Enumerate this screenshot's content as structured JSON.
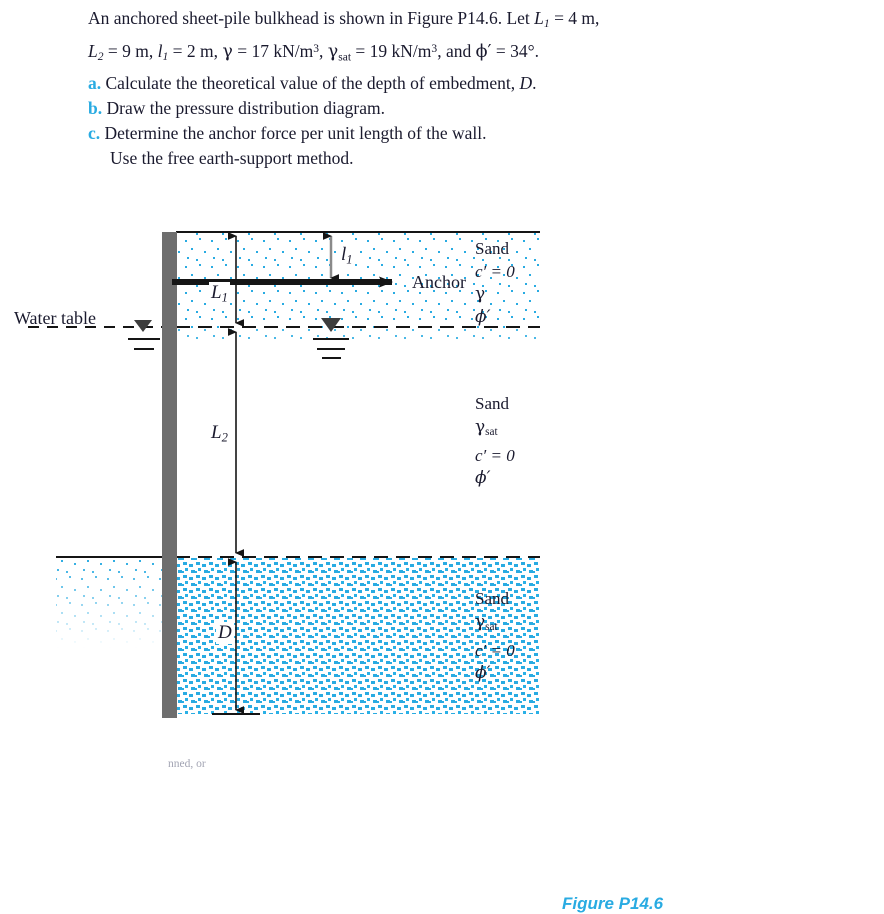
{
  "problem": {
    "intro_line1_a": "An anchored sheet-pile bulkhead is shown in Figure P14.6. Let",
    "intro_L1": "L",
    "intro_L1_sub": "1",
    "intro_L1_val": "= 4 m,",
    "line2_L2": "L",
    "line2_L2_sub": "2",
    "line2_L2_val": "= 9 m,",
    "line2_l1": "l",
    "line2_l1_sub": "1",
    "line2_l1_val": "= 2 m,",
    "line2_gamma": "γ",
    "line2_gamma_val": "= 17 kN/m",
    "line2_gamma_exp": "3",
    "line2_gammasat": "γ",
    "line2_gammasat_sub": "sat",
    "line2_gammasat_val": "= 19 kN/m",
    "line2_gammasat_exp": "3",
    "line2_and": ", and",
    "line2_phi": "ϕ′",
    "line2_phi_val": "= 34°.",
    "items": [
      {
        "marker": "a.",
        "text_pre": "Calculate the theoretical value of the depth of embedment,",
        "sym": "D",
        "text_post": "."
      },
      {
        "marker": "b.",
        "text_pre": "Draw the pressure distribution diagram.",
        "sym": "",
        "text_post": ""
      },
      {
        "marker": "c.",
        "text_pre": "Determine the anchor force per unit length of the wall.",
        "sym": "",
        "text_post": ""
      }
    ],
    "note": "Use the free earth-support method."
  },
  "figure": {
    "caption": "Figure P14.6",
    "water_table_label": "Water table",
    "anchor_label": "Anchor",
    "dim_L1": "L",
    "dim_L1_sub": "1",
    "dim_L2": "L",
    "dim_L2_sub": "2",
    "dim_l1": "l",
    "dim_l1_sub": "1",
    "dim_D": "D",
    "soil_top": {
      "name": "Sand",
      "l2": "c′ = 0",
      "l3": "γ",
      "l4": "ϕ′"
    },
    "soil_mid": {
      "name": "Sand",
      "l2": "γ",
      "l2_sub": "sat",
      "l3": "c′ = 0",
      "l4": "ϕ′"
    },
    "soil_bot": {
      "name": "Sand",
      "l2": "γ",
      "l2_sub": "sat",
      "l3": "c′ = 0",
      "l4": "ϕ′"
    },
    "colors": {
      "accent": "#29abe2",
      "wall": "#6e6e6e",
      "line": "#151515",
      "dim_gray": "#8a8a8a",
      "text": "#1a1a2e"
    }
  },
  "footer_text": "nned, or"
}
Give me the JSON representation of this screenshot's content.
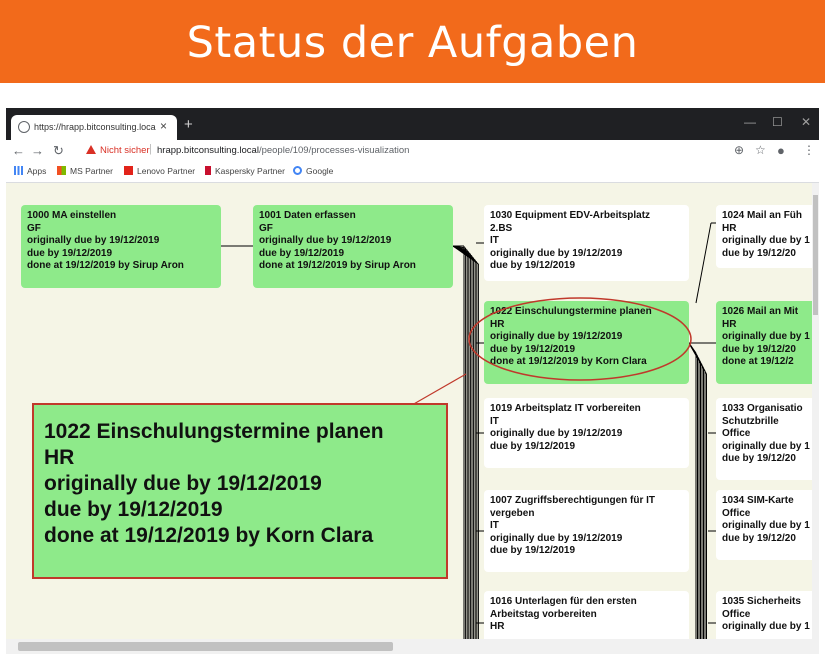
{
  "banner": {
    "title": "Status der Aufgaben"
  },
  "browser": {
    "tab_title": "https://hrapp.bitconsulting.local/",
    "tab_close": "×",
    "new_tab": "+",
    "insecure_label": "Nicht sicher",
    "url_host": "hrapp.bitconsulting.local",
    "url_path": "/people/109/processes-visualization",
    "bookmarks": [
      {
        "label": "Apps",
        "color": "#4285f4"
      },
      {
        "label": "MS Partner",
        "color": "#f25022"
      },
      {
        "label": "Lenovo Partner",
        "color": "#e2231a"
      },
      {
        "label": "Kaspersky Partner",
        "color": "#c8102e"
      },
      {
        "label": "Google",
        "color": "#4285f4"
      }
    ]
  },
  "tasks": [
    {
      "id": "t1000",
      "lines": [
        "1000 MA einstellen",
        "GF",
        "originally due by 19/12/2019",
        "due by 19/12/2019",
        "done at 19/12/2019 by Sirup Aron"
      ],
      "status": "done"
    },
    {
      "id": "t1001",
      "lines": [
        "1001 Daten erfassen",
        "GF",
        "originally due by 19/12/2019",
        "due by 19/12/2019",
        "done at 19/12/2019 by Sirup Aron"
      ],
      "status": "done"
    },
    {
      "id": "t1030",
      "lines": [
        "1030 Equipment EDV-Arbeitsplatz",
        "2.BS",
        "IT",
        "originally due by 19/12/2019",
        "due by 19/12/2019"
      ],
      "status": "open"
    },
    {
      "id": "t1022",
      "lines": [
        "1022 Einschulungstermine planen",
        "HR",
        "originally due by 19/12/2019",
        "due by 19/12/2019",
        "done at 19/12/2019 by Korn Clara"
      ],
      "status": "done"
    },
    {
      "id": "t1019",
      "lines": [
        "1019 Arbeitsplatz IT vorbereiten",
        "IT",
        "originally due by 19/12/2019",
        "due by 19/12/2019"
      ],
      "status": "open"
    },
    {
      "id": "t1007",
      "lines": [
        "1007 Zugriffsberechtigungen für IT",
        "vergeben",
        "IT",
        "originally due by 19/12/2019",
        "due by 19/12/2019"
      ],
      "status": "open"
    },
    {
      "id": "t1016",
      "lines": [
        "1016 Unterlagen für den ersten",
        "Arbeitstag vorbereiten",
        "HR"
      ],
      "status": "open"
    },
    {
      "id": "t1024",
      "lines": [
        "1024 Mail an Füh",
        "HR",
        "originally due by 1",
        "due by 19/12/20"
      ],
      "status": "open"
    },
    {
      "id": "t1026",
      "lines": [
        "1026 Mail an Mit",
        "HR",
        "originally due by 1",
        "due by 19/12/20",
        "done at 19/12/2"
      ],
      "status": "done"
    },
    {
      "id": "t1033",
      "lines": [
        "1033 Organisatio",
        "Schutzbrille",
        "Office",
        "originally due by 1",
        "due by 19/12/20"
      ],
      "status": "open"
    },
    {
      "id": "t1034",
      "lines": [
        "1034 SIM-Karte",
        "Office",
        "originally due by 1",
        "due by 19/12/20"
      ],
      "status": "open"
    },
    {
      "id": "t1035",
      "lines": [
        "1035 Sicherheits",
        "Office",
        "originally due by 1"
      ],
      "status": "open"
    }
  ],
  "zoom": {
    "lines": [
      "1022 Einschulungstermine planen",
      "HR",
      "originally due by 19/12/2019",
      "due by 19/12/2019",
      "done at 19/12/2019 by Korn Clara"
    ]
  },
  "colors": {
    "banner": "#f26a1b",
    "done": "#8eea8a",
    "open": "#ffffff",
    "highlight": "#c0392b",
    "canvas": "#f5f5e6"
  }
}
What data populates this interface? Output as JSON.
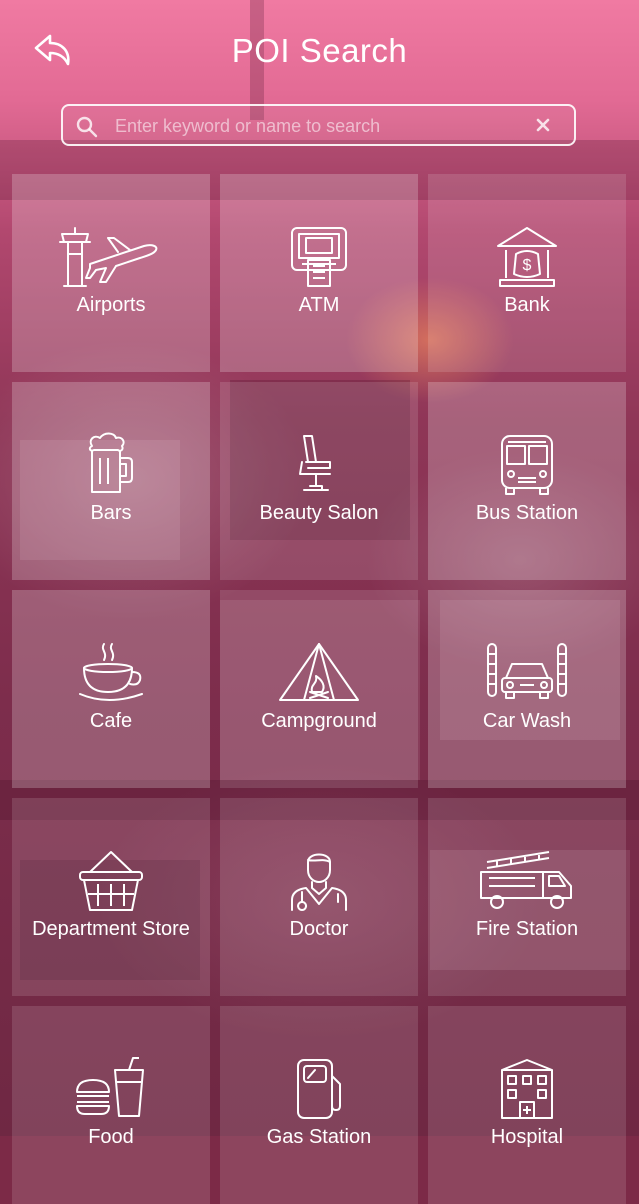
{
  "header": {
    "title": "POI Search",
    "back_icon": "back-arrow-icon"
  },
  "search": {
    "placeholder": "Enter keyword or name to search",
    "value": "",
    "search_icon": "search-icon",
    "clear_icon": "clear-icon"
  },
  "categories": [
    {
      "label": "Airports",
      "icon": "airport-icon"
    },
    {
      "label": "ATM",
      "icon": "atm-icon"
    },
    {
      "label": "Bank",
      "icon": "bank-icon"
    },
    {
      "label": "Bars",
      "icon": "beer-mug-icon"
    },
    {
      "label": "Beauty Salon",
      "icon": "salon-chair-icon"
    },
    {
      "label": "Bus Station",
      "icon": "bus-icon"
    },
    {
      "label": "Cafe",
      "icon": "coffee-cup-icon"
    },
    {
      "label": "Campground",
      "icon": "tent-icon"
    },
    {
      "label": "Car Wash",
      "icon": "car-wash-icon"
    },
    {
      "label": "Department Store",
      "icon": "shopping-basket-icon"
    },
    {
      "label": "Doctor",
      "icon": "doctor-icon"
    },
    {
      "label": "Fire Station",
      "icon": "fire-truck-icon"
    },
    {
      "label": "Food",
      "icon": "burger-drink-icon"
    },
    {
      "label": "Gas Station",
      "icon": "gas-pump-icon"
    },
    {
      "label": "Hospital",
      "icon": "hospital-icon"
    }
  ]
}
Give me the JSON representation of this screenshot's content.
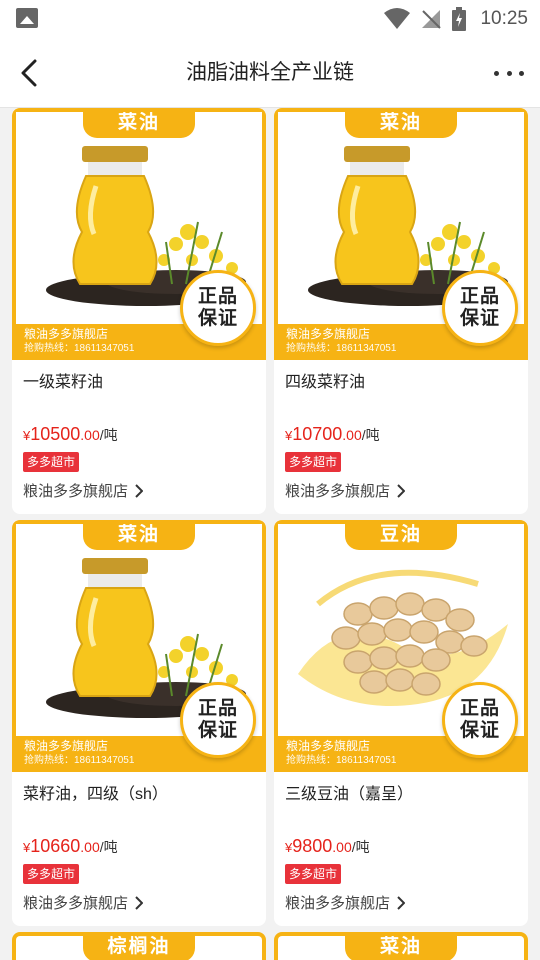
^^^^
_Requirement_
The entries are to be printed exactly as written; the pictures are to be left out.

_Answer to this problem_
Enumerate this screenshot's content as structured JSON.
{
  "problem": {
    "intro_line1_a": "An anchored sheet-pile bulkhead is shown in Figure P14.6. Let",
    "intro_L1": "L",
    "intro_L1_sub": "1",
    "intro_L1_val": "= 4 m,",
    "line2_L2": "L",
    "line2_L2_sub": "2",
    "line2_L2_val": "= 9 m,",
    "line2_l1": "l",
    "line2_l1_sub": "1",
    "line2_l1_val": "= 2 m,",
    "line2_gamma": "γ",
    "line2_gamma_val": "= 17 kN/m",
    "line2_gamma_exp": "3",
    "line2_gammasat": "γ",
    "line2_gammasat_sub": "sat",
    "line2_gammasat_val": "= 19 kN/m",
    "line2_gammasat_exp": "3",
    "line2_and": ", and",
    "line2_phi": "ϕ′",
    "line2_phi_val": "= 34°.",
    "items": [
      {
        "marker": "a.",
        "text_pre": "Calculate the theoretical value of the depth of embedment,",
        "sym": "D",
        "text_post": "."
      },
      {
        "marker": "b.",
        "text_pre": "Draw the pressure distribution diagram.",
        "sym": "",
        "text_post": ""
      },
      {
        "marker": "c.",
        "text_pre": "Determine the anchor force per unit length of the wall.",
        "sym": "",
        "text_post": ""
      }
    ],
    "note": "Use the free earth-support method."
  },
  "figure": {
    "caption": "Figure P14.6",
    "water_table_label": "Water table",
    "anchor_label": "Anchor",
    "dim_L1": "L",
    "dim_L1_sub": "1",
    "dim_L2": "L",
    "dim_L2_sub": "2",
    "dim_l1": "l",
    "dim_l1_sub": "1",
    "dim_D": "D",
    "soil_top": {
      "name": "Sand",
      "l2": "c′ = 0",
      "l3": "γ",
      "l4": "ϕ′"
    },
    "soil_mid": {
      "name": "Sand",
      "l2": "γ",
      "l2_sub": "sat",
      "l3": "c′ = 0",
      "l4": "ϕ′"
    },
    "soil_bot": {
      "name": "Sand",
      "l2": "γ",
      "l2_sub": "sat",
      "l3": "c′ = 0",
      "l4": "ϕ′"
    },
    "colors": {
      "accent": "#29abe2",
      "wall": "#6e6e6e",
      "line": "#151515",
      "dim_gray": "#8a8a8a",
      "text": "#1a1a2e"
    }
  },
  "footer_text": "nned, or"
}
Give me the JSON representation of this screenshot's content.
{
  "banner": {
    "title": "Status der Aufgaben"
  },
  "browser": {
    "tab_title": "https://hrapp.bitconsulting.local/",
    "tab_close": "×",
    "new_tab": "+",
    "insecure_label": "Nicht sicher",
    "url_host": "hrapp.bitconsulting.local",
    "url_path": "/people/109/processes-visualization",
    "bookmarks": [
      {
        "label": "Apps",
        "color": "#4285f4"
      },
      {
        "label": "MS Partner",
        "color": "#f25022"
      },
      {
        "label": "Lenovo Partner",
        "color": "#e2231a"
      },
      {
        "label": "Kaspersky Partner",
        "color": "#c8102e"
      },
      {
        "label": "Google",
        "color": "#4285f4"
      }
    ]
  },
  "tasks": [
    {
      "id": "t1000",
      "lines": [
        "1000 MA einstellen",
        "GF",
        "originally due by 19/12/2019",
        "due by 19/12/2019",
        "done at 19/12/2019 by Sirup Aron"
      ],
      "status": "done"
    },
    {
      "id": "t1001",
      "lines": [
        "1001 Daten erfassen",
        "GF",
        "originally due by 19/12/2019",
        "due by 19/12/2019",
        "done at 19/12/2019 by Sirup Aron"
      ],
      "status": "done"
    },
    {
      "id": "t1030",
      "lines": [
        "1030 Equipment EDV-Arbeitsplatz",
        "2.BS",
        "IT",
        "originally due by 19/12/2019",
        "due by 19/12/2019"
      ],
      "status": "open"
    },
    {
      "id": "t1022",
      "lines": [
        "1022 Einschulungstermine planen",
        "HR",
        "originally due by 19/12/2019",
        "due by 19/12/2019",
        "done at 19/12/2019 by Korn Clara"
      ],
      "status": "done"
    },
    {
      "id": "t1019",
      "lines": [
        "1019 Arbeitsplatz IT vorbereiten",
        "IT",
        "originally due by 19/12/2019",
        "due by 19/12/2019"
      ],
      "status": "open"
    },
    {
      "id": "t1007",
      "lines": [
        "1007 Zugriffsberechtigungen für IT",
        "vergeben",
        "IT",
        "originally due by 19/12/2019",
        "due by 19/12/2019"
      ],
      "status": "open"
    },
    {
      "id": "t1016",
      "lines": [
        "1016 Unterlagen für den ersten",
        "Arbeitstag vorbereiten",
        "HR"
      ],
      "status": "open"
    },
    {
      "id": "t1024",
      "lines": [
        "1024 Mail an Füh",
        "HR",
        "originally due by 1",
        "due by 19/12/20"
      ],
      "status": "open"
    },
    {
      "id": "t1026",
      "lines": [
        "1026 Mail an Mit",
        "HR",
        "originally due by 1",
        "due by 19/12/20",
        "done at 19/12/2"
      ],
      "status": "done"
    },
    {
      "id": "t1033",
      "lines": [
        "1033 Organisatio",
        "Schutzbrille",
        "Office",
        "originally due by 1",
        "due by 19/12/20"
      ],
      "status": "open"
    },
    {
      "id": "t1034",
      "lines": [
        "1034 SIM-Karte",
        "Office",
        "originally due by 1",
        "due by 19/12/20"
      ],
      "status": "open"
    },
    {
      "id": "t1035",
      "lines": [
        "1035 Sicherheits",
        "Office",
        "originally due by 1"
      ],
      "status": "open"
    }
  ],
  "zoom": {
    "lines": [
      "1022 Einschulungstermine planen",
      "HR",
      "originally due by 19/12/2019",
      "due by 19/12/2019",
      "done at 19/12/2019 by Korn Clara"
    ]
  },
  "colors": {
    "banner": "#f26a1b",
    "done": "#8eea8a",
    "open": "#ffffff",
    "highlight": "#c0392b",
    "canvas": "#f5f5e6"
  }
}
What data populates this interface? Output as JSON.
{
  "header": {
    "title": "POI Search",
    "back_icon": "back-arrow-icon"
  },
  "search": {
    "placeholder": "Enter keyword or name to search",
    "value": "",
    "search_icon": "search-icon",
    "clear_icon": "clear-icon"
  },
  "categories": [
    {
      "label": "Airports",
      "icon": "airport-icon"
    },
    {
      "label": "ATM",
      "icon": "atm-icon"
    },
    {
      "label": "Bank",
      "icon": "bank-icon"
    },
    {
      "label": "Bars",
      "icon": "beer-mug-icon"
    },
    {
      "label": "Beauty Salon",
      "icon": "salon-chair-icon"
    },
    {
      "label": "Bus Station",
      "icon": "bus-icon"
    },
    {
      "label": "Cafe",
      "icon": "coffee-cup-icon"
    },
    {
      "label": "Campground",
      "icon": "tent-icon"
    },
    {
      "label": "Car Wash",
      "icon": "car-wash-icon"
    },
    {
      "label": "Department Store",
      "icon": "shopping-basket-icon"
    },
    {
      "label": "Doctor",
      "icon": "doctor-icon"
    },
    {
      "label": "Fire Station",
      "icon": "fire-truck-icon"
    },
    {
      "label": "Food",
      "icon": "burger-drink-icon"
    },
    {
      "label": "Gas Station",
      "icon": "gas-pump-icon"
    },
    {
      "label": "Hospital",
      "icon": "hospital-icon"
    }
  ]
}
Give me the JSON representation of this screenshot's content.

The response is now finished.